Depending on the specification, values listed in the typical column of the Electrical Characteristics table are represented in different ways. As a general rule of thumb, if a specification naturally has a nonzero mean (for example, like gain bandwidth), then the typical value is equal to the mean (µ). However, if a specification naturally has a mean near zero (like input offset voltage), then the typical value is equal to the mean plus one standard deviation (µ + σ) in order to most accurately represent the typical value.

You can use this chart to calculate approximate probability of a specification in a unit; for example, for OPAx990, the typical input voltage offset is 300 µV, so 68.2% of all OPAx990 devices are expected to have an offset from –300 µV to +300 µV. At 4 σ (±1200 µV), 99.9937% of the distribution has an offset voltage less than ±1200 µV, which means 0.0063% of the population is outside of these limits, which corresponds to about 1 in 15,873 units.

Specifications with a value in the minimum or maximum column are assured by TI, and units outside these limits will be removed from production material. For example, the OPAx990 family has a maximum offset voltage of 1.5 mV at 25°C, and even though this corresponds to 5 σ (≈1 in 1.7 million units), which is extremely unlikely, TI assures that any unit with larger offset than 1.5 mV will be removed from production material.

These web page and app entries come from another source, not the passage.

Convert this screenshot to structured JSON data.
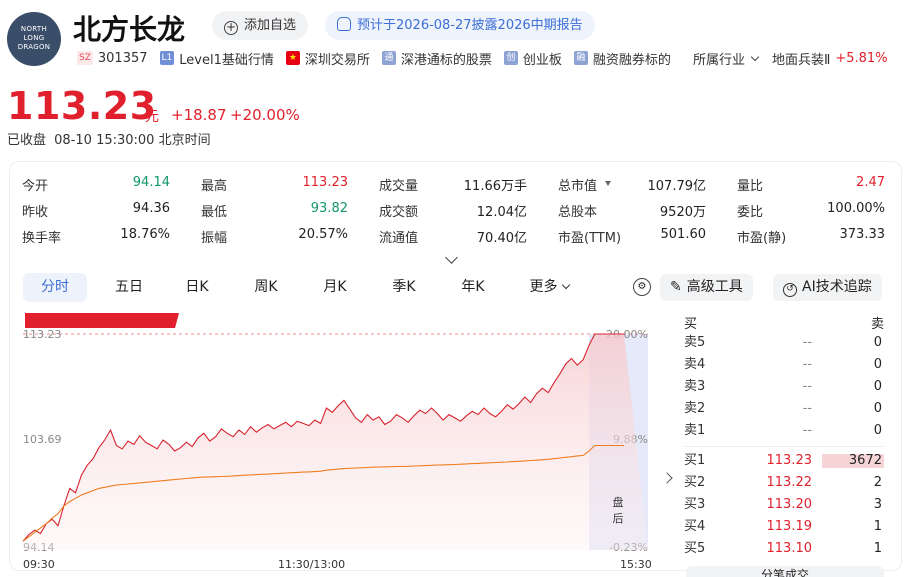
{
  "header": {
    "logo_lines": [
      "NORTH",
      "LONG",
      "DRAGON"
    ],
    "name": "北方长龙",
    "add_watch": "添加自选",
    "forecast": "预计于2026-08-27披露2026中期报告"
  },
  "tags": {
    "market_badge": "SZ",
    "code": "301357",
    "level1_badge": "L1",
    "level1": "Level1基础行情",
    "exchange": "深圳交易所",
    "hk_connect_badge": "通",
    "hk_connect": "深港通标的股票",
    "gem_badge": "创",
    "gem": "创业板",
    "margin_badge": "融",
    "margin": "融资融券标的",
    "industry": "所属行业",
    "sector": "地面兵装Ⅱ",
    "sector_change": "+5.81%"
  },
  "quote": {
    "price": "113.23",
    "unit": "元",
    "change": "+18.87",
    "change_pct": "+20.00%",
    "status": "已收盘",
    "time": "08-10 15:30:00 北京时间",
    "up_color": "#e0212d",
    "down_color": "#10976a"
  },
  "stats": [
    [
      {
        "label": "今开",
        "value": "94.14",
        "tone": "down"
      },
      {
        "label": "最高",
        "value": "113.23",
        "tone": "up"
      },
      {
        "label": "成交量",
        "value": "11.66万手"
      },
      {
        "label": "总市值",
        "value": "107.79亿"
      },
      {
        "label": "量比",
        "value": "2.47",
        "tone": "up"
      }
    ],
    [
      {
        "label": "昨收",
        "value": "94.36"
      },
      {
        "label": "最低",
        "value": "93.82",
        "tone": "down"
      },
      {
        "label": "成交额",
        "value": "12.04亿"
      },
      {
        "label": "总股本",
        "value": "9520万"
      },
      {
        "label": "委比",
        "value": "100.00%"
      }
    ],
    [
      {
        "label": "换手率",
        "value": "18.76%"
      },
      {
        "label": "振幅",
        "value": "20.57%"
      },
      {
        "label": "流通值",
        "value": "70.40亿"
      },
      {
        "label": "市盈(TTM)",
        "value": "501.60"
      },
      {
        "label": "市盈(静)",
        "value": "373.33"
      }
    ]
  ],
  "tabs": [
    "分时",
    "五日",
    "日K",
    "周K",
    "月K",
    "季K",
    "年K",
    "更多"
  ],
  "tools": {
    "advanced": "高级工具",
    "ai": "AI技术追踪"
  },
  "chart_data": {
    "type": "line",
    "y_labels": [
      "113.23",
      "103.69",
      "94.14"
    ],
    "pct_labels": [
      "20.00%",
      "9.88%",
      "-0.23%"
    ],
    "x_labels": [
      "09:30",
      "11:30/13:00",
      "15:30"
    ],
    "after_hours": "盘后",
    "series": [
      {
        "color": "#d6222e",
        "values": [
          94.4,
          95.0,
          95.4,
          95.1,
          96.0,
          96.4,
          95.8,
          97.6,
          99.2,
          98.8,
          100.4,
          101.3,
          101.9,
          102.9,
          103.6,
          104.5,
          103.1,
          102.8,
          103.5,
          103.2,
          104.0,
          103.4,
          103.1,
          102.8,
          103.6,
          103.2,
          102.6,
          102.9,
          103.4,
          103.0,
          103.8,
          104.2,
          103.5,
          103.9,
          104.6,
          104.2,
          103.9,
          104.5,
          104.1,
          104.8,
          104.3,
          104.7,
          105.0,
          104.6,
          104.9,
          105.2,
          104.8,
          105.3,
          105.1,
          104.9,
          105.4,
          105.1,
          106.5,
          106.1,
          106.7,
          107.2,
          106.4,
          105.6,
          105.2,
          105.9,
          105.4,
          105.7,
          105.0,
          105.3,
          105.9,
          105.6,
          105.2,
          105.8,
          106.3,
          106.0,
          106.5,
          106.0,
          105.4,
          105.9,
          105.6,
          105.3,
          105.8,
          106.2,
          105.9,
          106.5,
          106.0,
          105.7,
          106.2,
          106.8,
          106.4,
          106.9,
          107.5,
          107.0,
          107.8,
          108.3,
          107.9,
          108.8,
          109.6,
          110.5,
          111.0,
          110.4,
          110.9,
          112.2,
          113.23,
          113.23,
          113.23,
          113.23,
          113.23,
          113.23
        ]
      },
      {
        "color": "#ef7d21",
        "values": [
          94.4,
          94.8,
          95.2,
          95.6,
          96.0,
          96.5,
          96.9,
          97.6,
          98.0,
          98.3,
          98.6,
          98.8,
          99.0,
          99.2,
          99.3,
          99.4,
          99.5,
          99.55,
          99.6,
          99.65,
          99.7,
          99.75,
          99.8,
          99.85,
          99.9,
          99.95,
          100.0,
          100.05,
          100.1,
          100.15,
          100.2,
          100.22,
          100.24,
          100.26,
          100.28,
          100.3,
          100.33,
          100.36,
          100.4,
          100.42,
          100.45,
          100.48,
          100.5,
          100.53,
          100.56,
          100.6,
          100.62,
          100.65,
          100.68,
          100.7,
          100.72,
          100.76,
          100.85,
          100.9,
          100.95,
          101.0,
          101.02,
          101.05,
          101.07,
          101.1,
          101.12,
          101.14,
          101.15,
          101.17,
          101.19,
          101.2,
          101.21,
          101.23,
          101.25,
          101.27,
          101.3,
          101.32,
          101.33,
          101.35,
          101.37,
          101.4,
          101.42,
          101.45,
          101.47,
          101.5,
          101.52,
          101.55,
          101.58,
          101.6,
          101.63,
          101.66,
          101.7,
          101.73,
          101.76,
          101.8,
          101.84,
          101.9,
          101.96,
          102.02,
          102.08,
          102.15,
          102.2,
          102.6,
          103.1,
          103.1,
          103.1,
          103.1,
          103.1,
          103.1
        ]
      }
    ],
    "ylim": [
      93.6,
      114.5
    ],
    "prev_close": "94.36"
  },
  "order_book": {
    "buy_label": "买",
    "sell_label": "卖",
    "buy_ratio": 1.0,
    "asks": [
      {
        "name": "卖5",
        "price": "--",
        "vol": "0"
      },
      {
        "name": "卖4",
        "price": "--",
        "vol": "0"
      },
      {
        "name": "卖3",
        "price": "--",
        "vol": "0"
      },
      {
        "name": "卖2",
        "price": "--",
        "vol": "0"
      },
      {
        "name": "卖1",
        "price": "--",
        "vol": "0"
      }
    ],
    "bids": [
      {
        "name": "买1",
        "price": "113.23",
        "vol": "3672"
      },
      {
        "name": "买2",
        "price": "113.22",
        "vol": "2"
      },
      {
        "name": "买3",
        "price": "113.20",
        "vol": "3"
      },
      {
        "name": "买4",
        "price": "113.19",
        "vol": "1"
      },
      {
        "name": "买5",
        "price": "113.10",
        "vol": "1"
      }
    ],
    "trades_label": "分笔成交"
  }
}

For specifications with no value in the minimum or maximum column, consider selecting a sigma value of sufficient guardband for your application, and design worst-case conditions using this value. For example, the 6σ value corresponds to about 1 in 500 million units, which is an extremely unlikely chance, and could be an option as a wide guardband to design a system around. In this case, the OPAx990 family does not have a maximum or minimum for offset voltage drift, but based on Figure 6-2 and the typical value of 0.6 µV/°C in the Electrical Characteristics table, it can be calculated that the 6-σ value for offset voltage drift is about 3.6 µV/°C. When designing for worst-case system conditions, this value can be used to estimate the worst possible offset across temperature without having an actual minimum or maximum value.

However, process variation and adjustments over time can shift typical means and standard deviations, and unless there is a value in the minimum or maximum specification column, TI cannot assure the performance of a device. This information should be used only to estimate the performance of a device.